The Little Fellow, was not really quiet a real fellow. Though indeed he was a handsome gentleman, with sparkling eyes, distinguished features and an undeniable air of elegance. His countenance was a bit befuddled, conservative in his reactions while suddenly confused by his current state. A distinguished gentleman of manners, decorum and a certain spring in his step who suddenly in his twilight years found himself abandoned, homeless, without security, and cast out onto his own. How could this happen, an individual of his demeanor, a loyal companion for numerous years, how did this amazingly kind soul find himself cast out searching for a home. Where was his family, or those who had embraced him in his youth?
In many ways this could be the story of countless individuals lost in today’s society. Certainly the Hudson Valley is no stranger to homelessness. However, in this particular instance this is the story of a thirteen year old Scottish Terrier named MAC. As most of the Northeast prepared to batten down the hatches for the approach of Hurricane Sandy in the Autumn of 2012, Gary and I along with our seven and a half year old Scottish terrier, Heather Clementine, welcomed MAC a pedigreed homeless registered member of the West Minister Kennel Club, into our home. As the hurricane approached I thought, great here we are in an 1840’s home surrounded by antiquated trees awaiting the storm of the century with a stranger. Following a brief incident where MAC greeted me by literally bitting my nose, I thought “what in the world was I thinking when I contacted Scottie Rescue NY regarding MAC?” Months prior to MAC’s arrival I had started scanning the website of Scotty Rescue New York, in search for a companion for Heather Clementine. Ironically, Scottie Rescue has a subsidiary in the neighboring Ulster County town of Saugerteis. Truth told Gary from the onset was vehemently opposed to adopting an elderly pet. “All we are doing is setting ourselves up for heartache”, was Gary’s refrain. By now I am sure you have realized once I settle my mind upon a situation, there is no turning back.
For the first six weeks MAC, enjoyed his breakfast, enjoyed his daily constitution, along with quite a few snacks, only to constantly return to the living room sofa where he patiently awaited the return of his family. As time transgressed MAC realized these two odd guys and the rather domineering Heather Clementine were his new family. Rather than boring you with tales of our collective adventures with MAC, his daily little happy dances before each walk, his tendency of cuddling so close I often thought my spine might break, and the rather unique songs he would sing each morning, I will simply say an elderly guy stepped into our lives, then within an instant each of our lives changed. Sadly, as Gary initially predicted on the first Thursday of the New Year, MAC, aged 16 ½, died. As a note Scottish Terriers as a species have a typical recognized life expectancy of 11-13 years. Mac far exceeded this expectancy and was headed down the road to the acknowledged record of 19 years for the world’s oldest living Scottie.

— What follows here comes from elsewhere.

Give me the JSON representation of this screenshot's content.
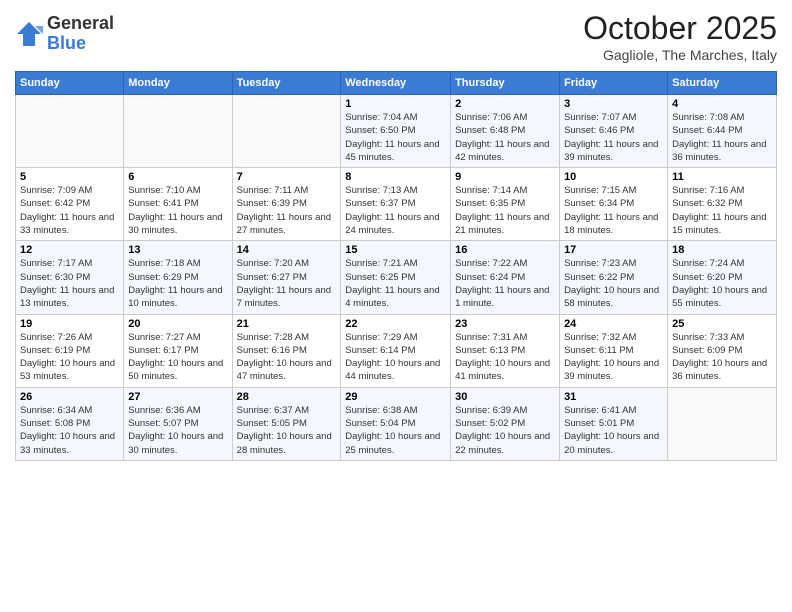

As I announced MAC’s passing on the various social media outlets, I must admit I was a bit startled by the out pouring of affection for our little guy, who had previously found himself abandoned. Over 309 on FaceBook via comments, likes or messages acknowledged MAC’s demise. On Instagram MAC’s life was celebrated by an additional 110 people and his story was shared via Instascottie to over 6,000 individuals internationally. During his life with Gary and I Mac was a recognized fixture in the numerous articles on our former Greek Revival Home. Deborah Degraffenreid, in the Chronogram’s 20th Anniversary Edition, presented MAC as a welcoming statesman in her photos accompanying Jennifer Farley’s artful feature on our home. In Linda Okeeffe’s Heart and Home Rooms That Tell Stories, little MAC via Linda’s Rizzoli publishers was mentioned to audiences in every language from French, to German, to Italian, even in China readers could see the name MAC. Not too bad really for a polite 25 pound guy, who slightly resembled a tiny Kuala Bear, that no one wanted. For a second just think here was one little guy, just one of countless elderly animals left daily without a home. If you expand this thought to humans just think how many marvelous souls there are that slip through the cracks of humanity daily, simply because their parameters were suddenly transformed.
In the animal world of rescues and shelters elderly pets are the least desired. Everyone loves a puppy or kitten, however those in their advanced years are often left rejected. Pets often loved, in their declining years are left wondering “what happened to my family?” Whether through death, change of circumstance or a move these once faithful creatures find themselves thrown asunder with no recourse, defenseless creatures forced to simply hope for the best. The next time you happen across or hear the tale of an elderly pet recently displaced, I hope you will think of our MAC. A little guy no one wanted who filled our lives with love, who literally reached an international audience in his last years. Yes, in the end an elderly pet’s life is short, and they may even have underlying health issues. It’s often doubtful they will be chasing balls or catching frisbees but their hearts are still trusting and loving. As we arranged for MAC’s cremation on the seventh day of January, Gary remarked, “though I did not want to adopt MAC, I would not trade our time together for anything, he was a gift to our lives.”